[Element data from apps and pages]
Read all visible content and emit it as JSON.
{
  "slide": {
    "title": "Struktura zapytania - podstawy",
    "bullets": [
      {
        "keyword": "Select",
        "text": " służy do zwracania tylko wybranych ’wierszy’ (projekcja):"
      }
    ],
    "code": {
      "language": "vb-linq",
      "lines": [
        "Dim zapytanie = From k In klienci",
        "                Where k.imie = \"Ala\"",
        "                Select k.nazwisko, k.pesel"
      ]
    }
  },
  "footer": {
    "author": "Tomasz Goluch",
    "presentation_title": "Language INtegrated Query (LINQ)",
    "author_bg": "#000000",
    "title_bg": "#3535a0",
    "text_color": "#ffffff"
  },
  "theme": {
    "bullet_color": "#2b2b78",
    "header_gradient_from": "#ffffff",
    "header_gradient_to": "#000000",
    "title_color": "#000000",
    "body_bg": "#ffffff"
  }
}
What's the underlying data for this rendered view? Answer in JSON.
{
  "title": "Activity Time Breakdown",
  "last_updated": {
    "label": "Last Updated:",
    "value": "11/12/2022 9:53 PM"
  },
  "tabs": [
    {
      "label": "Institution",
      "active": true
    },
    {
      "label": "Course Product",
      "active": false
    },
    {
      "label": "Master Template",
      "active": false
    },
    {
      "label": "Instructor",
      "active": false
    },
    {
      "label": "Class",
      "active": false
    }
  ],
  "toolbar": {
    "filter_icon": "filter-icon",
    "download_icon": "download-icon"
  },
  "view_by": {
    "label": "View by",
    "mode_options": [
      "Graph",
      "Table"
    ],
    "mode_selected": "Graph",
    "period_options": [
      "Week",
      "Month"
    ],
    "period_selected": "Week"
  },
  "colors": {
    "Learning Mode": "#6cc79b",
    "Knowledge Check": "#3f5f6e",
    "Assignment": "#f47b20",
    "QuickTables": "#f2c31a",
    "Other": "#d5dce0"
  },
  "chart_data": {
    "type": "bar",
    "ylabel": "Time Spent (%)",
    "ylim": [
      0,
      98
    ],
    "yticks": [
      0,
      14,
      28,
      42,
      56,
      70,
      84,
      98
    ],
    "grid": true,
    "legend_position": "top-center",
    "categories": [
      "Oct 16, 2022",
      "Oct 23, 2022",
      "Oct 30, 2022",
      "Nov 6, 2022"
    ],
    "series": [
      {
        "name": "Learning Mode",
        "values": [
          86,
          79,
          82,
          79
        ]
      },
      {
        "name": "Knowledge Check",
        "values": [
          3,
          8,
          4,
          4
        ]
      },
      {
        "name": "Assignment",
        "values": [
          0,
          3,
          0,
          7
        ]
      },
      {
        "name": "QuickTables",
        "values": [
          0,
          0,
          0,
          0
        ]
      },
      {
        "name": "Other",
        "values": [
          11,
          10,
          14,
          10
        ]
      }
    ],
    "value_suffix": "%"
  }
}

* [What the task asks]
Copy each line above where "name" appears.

* [Output for this exercise]
        "name": "Learning Mode",
        "name": "Knowledge Check",
        "name": "Assignment",
        "name": "QuickTables",
        "name": "Other",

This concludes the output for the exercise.